• _Aim of the task_
Your answer should consist of each line below that contains the string "text".

*** Opening of Entries provided ***

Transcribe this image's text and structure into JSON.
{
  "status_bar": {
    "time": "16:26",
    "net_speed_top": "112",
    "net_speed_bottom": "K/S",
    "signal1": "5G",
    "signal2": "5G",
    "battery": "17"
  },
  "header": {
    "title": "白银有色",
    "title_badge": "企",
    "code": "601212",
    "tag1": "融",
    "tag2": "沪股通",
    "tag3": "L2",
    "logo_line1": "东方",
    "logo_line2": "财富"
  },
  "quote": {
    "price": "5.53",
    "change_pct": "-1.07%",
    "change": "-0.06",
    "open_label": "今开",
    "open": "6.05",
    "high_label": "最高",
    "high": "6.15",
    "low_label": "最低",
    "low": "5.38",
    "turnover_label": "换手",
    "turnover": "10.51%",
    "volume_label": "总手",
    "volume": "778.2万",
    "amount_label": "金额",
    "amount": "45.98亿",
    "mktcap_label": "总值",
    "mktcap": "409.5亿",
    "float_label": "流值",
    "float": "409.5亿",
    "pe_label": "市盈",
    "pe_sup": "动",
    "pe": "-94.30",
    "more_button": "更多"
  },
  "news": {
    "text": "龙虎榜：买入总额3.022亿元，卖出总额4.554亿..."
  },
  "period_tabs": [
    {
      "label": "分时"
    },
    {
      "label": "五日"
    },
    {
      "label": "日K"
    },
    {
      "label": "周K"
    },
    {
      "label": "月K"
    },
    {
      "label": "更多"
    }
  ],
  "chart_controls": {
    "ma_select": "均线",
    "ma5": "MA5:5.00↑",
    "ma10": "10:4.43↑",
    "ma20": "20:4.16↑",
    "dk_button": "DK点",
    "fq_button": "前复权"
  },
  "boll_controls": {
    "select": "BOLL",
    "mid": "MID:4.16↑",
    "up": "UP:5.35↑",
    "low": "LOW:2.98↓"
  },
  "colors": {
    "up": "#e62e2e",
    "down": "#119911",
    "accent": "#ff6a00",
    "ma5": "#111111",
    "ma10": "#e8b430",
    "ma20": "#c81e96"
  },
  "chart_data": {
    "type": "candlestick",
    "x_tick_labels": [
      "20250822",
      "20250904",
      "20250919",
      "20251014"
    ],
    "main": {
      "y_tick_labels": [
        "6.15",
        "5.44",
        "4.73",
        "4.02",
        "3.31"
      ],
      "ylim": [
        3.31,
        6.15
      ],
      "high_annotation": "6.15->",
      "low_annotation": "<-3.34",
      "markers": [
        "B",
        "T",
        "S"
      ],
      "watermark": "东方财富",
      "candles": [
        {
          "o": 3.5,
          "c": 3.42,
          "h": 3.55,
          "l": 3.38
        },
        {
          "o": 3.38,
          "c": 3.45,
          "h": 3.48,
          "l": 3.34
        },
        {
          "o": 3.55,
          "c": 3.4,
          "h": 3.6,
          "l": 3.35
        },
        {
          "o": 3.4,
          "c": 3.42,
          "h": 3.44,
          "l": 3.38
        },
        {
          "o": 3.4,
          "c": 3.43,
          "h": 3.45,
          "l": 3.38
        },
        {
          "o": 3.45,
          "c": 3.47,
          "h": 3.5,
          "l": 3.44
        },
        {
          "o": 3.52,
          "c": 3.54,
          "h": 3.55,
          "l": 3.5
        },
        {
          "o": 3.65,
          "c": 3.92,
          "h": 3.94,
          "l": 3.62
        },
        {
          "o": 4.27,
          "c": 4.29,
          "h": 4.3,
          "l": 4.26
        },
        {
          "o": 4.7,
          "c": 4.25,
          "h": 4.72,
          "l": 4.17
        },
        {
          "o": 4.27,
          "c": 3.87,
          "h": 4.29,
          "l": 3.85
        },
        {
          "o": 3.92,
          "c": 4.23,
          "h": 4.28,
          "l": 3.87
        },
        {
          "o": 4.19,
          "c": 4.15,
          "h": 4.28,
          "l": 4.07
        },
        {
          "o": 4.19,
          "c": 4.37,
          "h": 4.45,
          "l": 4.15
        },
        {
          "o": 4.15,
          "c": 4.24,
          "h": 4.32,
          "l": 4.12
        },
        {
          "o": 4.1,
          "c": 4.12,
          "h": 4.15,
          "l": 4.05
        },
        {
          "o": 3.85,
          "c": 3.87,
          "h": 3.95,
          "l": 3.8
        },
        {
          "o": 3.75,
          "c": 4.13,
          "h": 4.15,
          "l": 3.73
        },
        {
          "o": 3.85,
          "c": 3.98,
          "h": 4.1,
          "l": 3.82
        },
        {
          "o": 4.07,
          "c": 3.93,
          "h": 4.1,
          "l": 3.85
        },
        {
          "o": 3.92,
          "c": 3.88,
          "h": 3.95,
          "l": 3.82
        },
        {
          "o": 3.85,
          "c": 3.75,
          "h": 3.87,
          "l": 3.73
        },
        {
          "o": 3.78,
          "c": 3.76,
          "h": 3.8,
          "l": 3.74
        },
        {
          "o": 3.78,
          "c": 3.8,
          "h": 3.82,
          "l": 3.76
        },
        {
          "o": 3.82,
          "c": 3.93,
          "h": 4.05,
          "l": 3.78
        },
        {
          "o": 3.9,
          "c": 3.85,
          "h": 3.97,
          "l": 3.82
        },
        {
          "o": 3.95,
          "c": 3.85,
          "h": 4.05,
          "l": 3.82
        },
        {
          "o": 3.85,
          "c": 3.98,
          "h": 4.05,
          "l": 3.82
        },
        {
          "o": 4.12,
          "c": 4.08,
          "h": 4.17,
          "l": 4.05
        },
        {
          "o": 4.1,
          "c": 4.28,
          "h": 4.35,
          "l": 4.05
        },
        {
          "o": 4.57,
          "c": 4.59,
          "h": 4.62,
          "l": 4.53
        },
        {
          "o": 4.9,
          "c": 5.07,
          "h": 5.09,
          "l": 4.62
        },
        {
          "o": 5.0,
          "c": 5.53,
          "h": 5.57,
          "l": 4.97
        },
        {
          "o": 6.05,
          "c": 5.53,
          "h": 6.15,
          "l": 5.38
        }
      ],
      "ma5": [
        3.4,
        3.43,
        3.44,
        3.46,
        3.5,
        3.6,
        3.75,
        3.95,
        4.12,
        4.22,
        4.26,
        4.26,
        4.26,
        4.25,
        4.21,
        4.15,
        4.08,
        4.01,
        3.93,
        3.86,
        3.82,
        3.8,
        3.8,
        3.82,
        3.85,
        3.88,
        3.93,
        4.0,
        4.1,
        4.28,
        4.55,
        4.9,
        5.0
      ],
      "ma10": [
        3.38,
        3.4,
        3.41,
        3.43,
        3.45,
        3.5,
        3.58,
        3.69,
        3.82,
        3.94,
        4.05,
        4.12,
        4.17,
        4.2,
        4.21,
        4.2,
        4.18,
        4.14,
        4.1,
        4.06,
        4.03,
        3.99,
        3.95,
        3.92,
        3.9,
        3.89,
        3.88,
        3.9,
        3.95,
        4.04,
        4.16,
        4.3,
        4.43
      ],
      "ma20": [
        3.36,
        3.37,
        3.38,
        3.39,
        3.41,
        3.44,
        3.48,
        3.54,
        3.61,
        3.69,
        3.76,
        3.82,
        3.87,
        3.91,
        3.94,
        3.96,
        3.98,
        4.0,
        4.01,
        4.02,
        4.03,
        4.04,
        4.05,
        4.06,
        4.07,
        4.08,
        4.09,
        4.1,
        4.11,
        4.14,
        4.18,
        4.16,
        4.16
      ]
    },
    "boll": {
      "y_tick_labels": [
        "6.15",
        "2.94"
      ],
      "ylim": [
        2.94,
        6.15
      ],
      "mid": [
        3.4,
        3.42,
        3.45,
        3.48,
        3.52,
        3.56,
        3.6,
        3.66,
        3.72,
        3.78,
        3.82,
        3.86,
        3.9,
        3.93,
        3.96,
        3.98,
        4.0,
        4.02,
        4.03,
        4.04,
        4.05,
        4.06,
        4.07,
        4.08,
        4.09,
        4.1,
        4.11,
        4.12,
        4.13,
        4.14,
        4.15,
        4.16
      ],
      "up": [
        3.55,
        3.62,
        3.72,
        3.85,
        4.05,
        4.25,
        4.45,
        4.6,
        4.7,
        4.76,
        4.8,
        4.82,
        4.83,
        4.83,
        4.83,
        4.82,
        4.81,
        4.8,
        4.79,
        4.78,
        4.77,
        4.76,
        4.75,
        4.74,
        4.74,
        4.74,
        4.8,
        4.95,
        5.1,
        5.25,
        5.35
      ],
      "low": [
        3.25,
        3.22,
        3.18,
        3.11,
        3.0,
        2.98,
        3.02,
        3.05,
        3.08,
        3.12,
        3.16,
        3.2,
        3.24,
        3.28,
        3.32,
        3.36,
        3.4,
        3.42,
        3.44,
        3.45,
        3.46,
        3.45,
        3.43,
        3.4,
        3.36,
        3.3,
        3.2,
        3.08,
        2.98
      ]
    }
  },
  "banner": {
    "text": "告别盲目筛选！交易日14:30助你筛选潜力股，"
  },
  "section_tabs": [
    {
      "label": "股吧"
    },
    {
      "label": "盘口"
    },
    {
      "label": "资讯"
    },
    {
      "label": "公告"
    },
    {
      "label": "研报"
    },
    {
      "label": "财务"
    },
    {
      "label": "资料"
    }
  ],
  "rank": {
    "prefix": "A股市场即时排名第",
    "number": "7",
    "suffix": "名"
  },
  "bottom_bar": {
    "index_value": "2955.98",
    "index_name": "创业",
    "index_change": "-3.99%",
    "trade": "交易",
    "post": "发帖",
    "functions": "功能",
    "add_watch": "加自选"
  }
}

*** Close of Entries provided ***

• _Output of the task_
Transcribe this image's text and structure into JSON.
    "text": "龙虎榜：买入总额3.022亿元，卖出总额4.554亿..."
    "text": "告别盲目筛选！交易日14:30助你筛选潜力股，"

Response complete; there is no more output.